Researchers from Singapore university develop transparent fire-resistant wood coating

The burnt panel on the left is coated with the resin, while the one on the right is coat-less (Image: Wallace Woon/ST Photo)

Researchers from Singapore’s Nanyang Technological University (NTU) have developed a coating that prevents wood surfaces from catching fire.

According to The Straits Times, the coating begins to foam up once it comes into contact with the fire, expanding to form a layer of insulation and protecting the wood underneath.

About only 75 microns of the coating is required to protect the wood surface from fire, but the wood has to be cured overnight. Upon removing the layer, the wood panel remains unscathed by the extreme heat of about 800°C.

When heated to 300°C, the resin coating expands by up to 100 times in thickness, and it is this expansion that insulates and protects the wood from heat, according to associate professor Aravind Dasari from the NTU School of Materials Science and Engineering.

“Most timber or wooden panels only have a transparent coat that protects them from moisture, weather corrosion, termites or pests, and are not designed to withstand high heat.

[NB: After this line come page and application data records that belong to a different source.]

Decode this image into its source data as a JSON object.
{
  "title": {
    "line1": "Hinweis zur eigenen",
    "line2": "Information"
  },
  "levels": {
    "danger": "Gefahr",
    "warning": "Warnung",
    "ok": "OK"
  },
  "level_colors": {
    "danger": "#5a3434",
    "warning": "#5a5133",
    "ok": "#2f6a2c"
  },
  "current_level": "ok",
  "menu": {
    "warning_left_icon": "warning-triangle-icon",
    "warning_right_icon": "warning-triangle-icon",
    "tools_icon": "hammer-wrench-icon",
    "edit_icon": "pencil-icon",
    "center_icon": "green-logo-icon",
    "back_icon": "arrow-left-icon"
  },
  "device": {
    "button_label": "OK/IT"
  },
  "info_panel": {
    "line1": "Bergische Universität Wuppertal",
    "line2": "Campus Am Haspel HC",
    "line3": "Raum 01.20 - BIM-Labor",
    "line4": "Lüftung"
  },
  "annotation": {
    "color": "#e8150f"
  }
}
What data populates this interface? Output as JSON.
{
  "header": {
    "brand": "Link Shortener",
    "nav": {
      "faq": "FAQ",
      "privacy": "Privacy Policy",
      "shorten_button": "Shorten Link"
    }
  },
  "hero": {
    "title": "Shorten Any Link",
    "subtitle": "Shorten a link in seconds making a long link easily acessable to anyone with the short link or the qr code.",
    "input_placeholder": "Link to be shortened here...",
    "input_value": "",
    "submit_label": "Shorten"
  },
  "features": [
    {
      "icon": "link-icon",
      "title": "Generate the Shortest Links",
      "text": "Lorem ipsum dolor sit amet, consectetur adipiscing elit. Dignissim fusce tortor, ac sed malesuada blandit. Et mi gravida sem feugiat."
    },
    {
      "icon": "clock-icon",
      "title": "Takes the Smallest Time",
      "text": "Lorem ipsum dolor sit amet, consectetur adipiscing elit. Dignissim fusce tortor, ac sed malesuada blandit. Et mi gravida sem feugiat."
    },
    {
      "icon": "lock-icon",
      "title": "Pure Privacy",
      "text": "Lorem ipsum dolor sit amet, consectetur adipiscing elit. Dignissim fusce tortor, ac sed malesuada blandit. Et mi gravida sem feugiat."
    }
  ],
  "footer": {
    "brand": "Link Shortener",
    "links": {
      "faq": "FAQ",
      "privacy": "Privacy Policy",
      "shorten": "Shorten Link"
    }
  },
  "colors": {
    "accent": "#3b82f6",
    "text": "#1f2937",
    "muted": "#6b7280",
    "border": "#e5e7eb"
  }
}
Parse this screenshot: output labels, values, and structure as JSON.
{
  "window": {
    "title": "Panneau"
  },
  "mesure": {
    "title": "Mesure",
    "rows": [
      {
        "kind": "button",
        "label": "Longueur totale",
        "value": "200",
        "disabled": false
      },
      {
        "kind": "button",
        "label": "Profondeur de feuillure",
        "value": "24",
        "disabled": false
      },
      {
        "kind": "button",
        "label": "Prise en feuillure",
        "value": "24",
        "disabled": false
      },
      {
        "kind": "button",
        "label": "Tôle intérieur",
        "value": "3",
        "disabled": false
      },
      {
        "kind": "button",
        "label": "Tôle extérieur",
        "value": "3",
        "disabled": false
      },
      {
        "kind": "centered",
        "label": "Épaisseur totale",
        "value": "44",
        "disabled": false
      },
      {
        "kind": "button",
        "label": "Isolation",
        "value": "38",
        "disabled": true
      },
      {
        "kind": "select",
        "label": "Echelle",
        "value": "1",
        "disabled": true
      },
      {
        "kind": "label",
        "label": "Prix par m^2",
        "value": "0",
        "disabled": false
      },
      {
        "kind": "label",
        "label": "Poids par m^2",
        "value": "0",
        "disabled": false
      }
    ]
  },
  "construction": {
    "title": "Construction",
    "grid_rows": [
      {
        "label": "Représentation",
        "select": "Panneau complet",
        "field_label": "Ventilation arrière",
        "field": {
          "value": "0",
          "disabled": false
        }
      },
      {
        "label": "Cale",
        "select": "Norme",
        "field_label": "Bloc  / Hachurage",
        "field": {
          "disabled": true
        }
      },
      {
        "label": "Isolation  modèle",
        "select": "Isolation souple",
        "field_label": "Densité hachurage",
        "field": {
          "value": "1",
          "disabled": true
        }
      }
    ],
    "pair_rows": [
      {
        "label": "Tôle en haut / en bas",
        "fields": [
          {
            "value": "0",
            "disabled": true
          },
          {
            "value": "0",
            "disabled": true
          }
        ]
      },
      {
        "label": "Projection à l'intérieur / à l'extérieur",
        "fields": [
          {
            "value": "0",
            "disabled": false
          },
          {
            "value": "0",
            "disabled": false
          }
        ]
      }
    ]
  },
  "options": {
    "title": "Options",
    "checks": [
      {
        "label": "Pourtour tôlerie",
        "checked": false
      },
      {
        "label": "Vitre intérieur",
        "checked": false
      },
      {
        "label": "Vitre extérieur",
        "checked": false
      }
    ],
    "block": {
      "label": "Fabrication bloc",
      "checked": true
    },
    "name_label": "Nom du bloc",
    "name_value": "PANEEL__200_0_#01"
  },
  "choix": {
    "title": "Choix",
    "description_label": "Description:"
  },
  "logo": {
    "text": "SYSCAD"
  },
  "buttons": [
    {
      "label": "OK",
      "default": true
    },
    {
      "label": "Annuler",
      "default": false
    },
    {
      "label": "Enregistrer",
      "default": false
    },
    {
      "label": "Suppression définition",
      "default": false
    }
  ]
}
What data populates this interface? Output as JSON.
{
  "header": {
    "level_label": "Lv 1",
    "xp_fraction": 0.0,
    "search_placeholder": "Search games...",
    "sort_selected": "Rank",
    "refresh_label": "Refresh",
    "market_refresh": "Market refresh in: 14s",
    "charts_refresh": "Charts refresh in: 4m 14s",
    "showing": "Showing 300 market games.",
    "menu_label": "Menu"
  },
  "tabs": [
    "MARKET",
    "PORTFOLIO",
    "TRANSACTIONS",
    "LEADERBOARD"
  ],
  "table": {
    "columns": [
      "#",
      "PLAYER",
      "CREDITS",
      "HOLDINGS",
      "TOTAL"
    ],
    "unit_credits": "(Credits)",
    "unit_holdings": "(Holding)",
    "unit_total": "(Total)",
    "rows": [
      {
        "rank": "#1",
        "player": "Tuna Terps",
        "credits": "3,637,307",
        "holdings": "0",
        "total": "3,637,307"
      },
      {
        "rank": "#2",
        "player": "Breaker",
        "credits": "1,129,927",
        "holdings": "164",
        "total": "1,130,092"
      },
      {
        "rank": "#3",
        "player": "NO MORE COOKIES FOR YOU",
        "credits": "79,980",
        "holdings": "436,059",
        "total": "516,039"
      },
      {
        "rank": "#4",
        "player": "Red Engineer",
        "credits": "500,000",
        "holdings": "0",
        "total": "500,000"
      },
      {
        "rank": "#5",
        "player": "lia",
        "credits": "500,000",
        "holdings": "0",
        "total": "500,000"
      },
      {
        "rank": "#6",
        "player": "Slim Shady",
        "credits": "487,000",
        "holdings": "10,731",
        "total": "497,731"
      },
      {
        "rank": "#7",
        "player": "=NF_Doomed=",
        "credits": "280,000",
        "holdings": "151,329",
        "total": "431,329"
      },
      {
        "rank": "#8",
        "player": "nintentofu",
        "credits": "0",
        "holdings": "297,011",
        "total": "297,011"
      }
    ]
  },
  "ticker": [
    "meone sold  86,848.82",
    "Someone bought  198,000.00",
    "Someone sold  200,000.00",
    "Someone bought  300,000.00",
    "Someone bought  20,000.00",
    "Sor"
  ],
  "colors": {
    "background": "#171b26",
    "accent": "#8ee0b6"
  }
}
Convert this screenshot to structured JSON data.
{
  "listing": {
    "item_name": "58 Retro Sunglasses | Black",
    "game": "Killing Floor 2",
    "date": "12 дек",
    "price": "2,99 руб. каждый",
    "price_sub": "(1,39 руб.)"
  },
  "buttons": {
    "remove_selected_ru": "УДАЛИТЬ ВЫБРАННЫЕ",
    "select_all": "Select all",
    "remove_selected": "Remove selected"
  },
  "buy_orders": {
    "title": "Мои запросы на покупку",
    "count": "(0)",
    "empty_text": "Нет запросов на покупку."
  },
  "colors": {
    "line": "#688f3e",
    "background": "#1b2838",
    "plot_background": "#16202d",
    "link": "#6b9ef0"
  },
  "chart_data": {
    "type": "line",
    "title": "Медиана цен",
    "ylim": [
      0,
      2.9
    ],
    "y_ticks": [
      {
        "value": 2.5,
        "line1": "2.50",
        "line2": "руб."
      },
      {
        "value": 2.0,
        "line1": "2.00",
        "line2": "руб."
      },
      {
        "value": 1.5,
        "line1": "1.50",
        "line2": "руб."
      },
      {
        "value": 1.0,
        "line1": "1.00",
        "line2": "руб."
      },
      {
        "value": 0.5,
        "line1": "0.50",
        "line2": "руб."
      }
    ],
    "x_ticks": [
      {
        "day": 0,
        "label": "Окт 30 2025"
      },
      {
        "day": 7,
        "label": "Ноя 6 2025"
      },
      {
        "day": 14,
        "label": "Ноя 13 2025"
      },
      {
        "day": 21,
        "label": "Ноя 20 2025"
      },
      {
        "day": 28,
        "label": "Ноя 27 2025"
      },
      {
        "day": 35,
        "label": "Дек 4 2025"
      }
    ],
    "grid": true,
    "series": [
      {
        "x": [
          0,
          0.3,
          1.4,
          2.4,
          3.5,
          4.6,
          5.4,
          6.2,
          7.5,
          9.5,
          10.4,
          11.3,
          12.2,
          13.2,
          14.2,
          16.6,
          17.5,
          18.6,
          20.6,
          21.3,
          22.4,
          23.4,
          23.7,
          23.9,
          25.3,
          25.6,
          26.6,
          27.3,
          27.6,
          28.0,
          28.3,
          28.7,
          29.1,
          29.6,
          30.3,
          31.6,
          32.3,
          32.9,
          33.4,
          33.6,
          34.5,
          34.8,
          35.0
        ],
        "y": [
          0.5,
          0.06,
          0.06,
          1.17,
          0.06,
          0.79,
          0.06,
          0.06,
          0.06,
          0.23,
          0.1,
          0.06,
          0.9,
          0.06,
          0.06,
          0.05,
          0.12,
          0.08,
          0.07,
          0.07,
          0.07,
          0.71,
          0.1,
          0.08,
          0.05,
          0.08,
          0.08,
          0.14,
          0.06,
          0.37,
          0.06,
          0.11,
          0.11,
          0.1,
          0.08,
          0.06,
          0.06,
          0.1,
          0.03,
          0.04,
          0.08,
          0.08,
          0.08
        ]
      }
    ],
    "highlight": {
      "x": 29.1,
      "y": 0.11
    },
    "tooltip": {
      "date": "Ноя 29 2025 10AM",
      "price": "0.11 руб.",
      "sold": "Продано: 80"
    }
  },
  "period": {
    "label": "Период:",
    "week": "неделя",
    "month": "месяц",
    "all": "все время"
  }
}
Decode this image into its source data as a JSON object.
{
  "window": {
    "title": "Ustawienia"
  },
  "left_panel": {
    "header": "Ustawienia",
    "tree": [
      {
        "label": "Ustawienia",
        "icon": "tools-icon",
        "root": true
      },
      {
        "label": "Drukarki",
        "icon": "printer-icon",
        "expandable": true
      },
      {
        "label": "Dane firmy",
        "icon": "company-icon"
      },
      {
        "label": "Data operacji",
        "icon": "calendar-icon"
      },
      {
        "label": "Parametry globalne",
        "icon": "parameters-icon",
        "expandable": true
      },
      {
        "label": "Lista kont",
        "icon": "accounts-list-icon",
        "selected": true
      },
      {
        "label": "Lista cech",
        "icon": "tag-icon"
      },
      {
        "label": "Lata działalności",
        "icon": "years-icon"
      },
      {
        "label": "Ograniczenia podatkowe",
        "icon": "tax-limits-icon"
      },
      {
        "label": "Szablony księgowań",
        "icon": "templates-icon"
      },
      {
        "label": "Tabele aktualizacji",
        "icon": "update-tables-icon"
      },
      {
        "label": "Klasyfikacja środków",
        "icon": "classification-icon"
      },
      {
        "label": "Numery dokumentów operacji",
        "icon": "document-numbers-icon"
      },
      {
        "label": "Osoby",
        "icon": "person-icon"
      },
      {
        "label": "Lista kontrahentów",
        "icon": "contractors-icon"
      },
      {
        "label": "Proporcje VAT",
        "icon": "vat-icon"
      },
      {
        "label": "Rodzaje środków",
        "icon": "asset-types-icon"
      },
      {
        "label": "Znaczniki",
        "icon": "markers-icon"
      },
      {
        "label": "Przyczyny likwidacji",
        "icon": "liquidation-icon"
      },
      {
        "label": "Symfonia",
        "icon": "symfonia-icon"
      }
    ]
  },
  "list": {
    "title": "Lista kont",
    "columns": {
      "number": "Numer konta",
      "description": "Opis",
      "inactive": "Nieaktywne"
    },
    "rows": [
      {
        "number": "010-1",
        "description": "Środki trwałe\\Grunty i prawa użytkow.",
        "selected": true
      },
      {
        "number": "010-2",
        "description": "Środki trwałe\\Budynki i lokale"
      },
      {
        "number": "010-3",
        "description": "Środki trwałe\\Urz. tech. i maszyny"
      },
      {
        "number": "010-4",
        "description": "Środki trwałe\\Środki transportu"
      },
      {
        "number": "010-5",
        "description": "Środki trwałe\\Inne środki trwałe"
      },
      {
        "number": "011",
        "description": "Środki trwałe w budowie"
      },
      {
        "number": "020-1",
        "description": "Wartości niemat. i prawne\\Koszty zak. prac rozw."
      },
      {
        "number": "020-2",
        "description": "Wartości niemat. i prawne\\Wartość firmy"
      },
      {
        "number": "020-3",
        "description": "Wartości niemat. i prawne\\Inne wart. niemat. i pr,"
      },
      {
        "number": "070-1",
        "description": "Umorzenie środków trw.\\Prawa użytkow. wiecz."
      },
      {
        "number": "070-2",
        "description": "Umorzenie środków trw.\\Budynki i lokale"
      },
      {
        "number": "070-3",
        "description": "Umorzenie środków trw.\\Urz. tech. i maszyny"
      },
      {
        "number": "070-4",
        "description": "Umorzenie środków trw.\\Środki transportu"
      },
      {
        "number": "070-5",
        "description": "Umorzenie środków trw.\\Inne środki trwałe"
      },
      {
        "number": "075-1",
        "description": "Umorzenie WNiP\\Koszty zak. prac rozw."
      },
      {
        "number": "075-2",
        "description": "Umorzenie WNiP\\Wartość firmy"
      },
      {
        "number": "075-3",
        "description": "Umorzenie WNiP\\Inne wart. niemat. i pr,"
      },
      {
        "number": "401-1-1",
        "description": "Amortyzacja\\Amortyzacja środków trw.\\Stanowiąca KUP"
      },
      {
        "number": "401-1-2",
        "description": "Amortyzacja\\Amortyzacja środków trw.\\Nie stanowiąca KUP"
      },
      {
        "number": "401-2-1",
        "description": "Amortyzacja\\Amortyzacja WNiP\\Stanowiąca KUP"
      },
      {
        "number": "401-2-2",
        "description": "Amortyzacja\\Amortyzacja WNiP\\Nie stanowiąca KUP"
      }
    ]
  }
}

Thus, timber can still burn very quickly, especially if it is unprotected,” Dasari told The Straits Times.

The professor added that current methods of making wood fire-resistant would also obscure the natural appearance of the wood, and these methods might also be toxic and costly.

Source: The Straits Times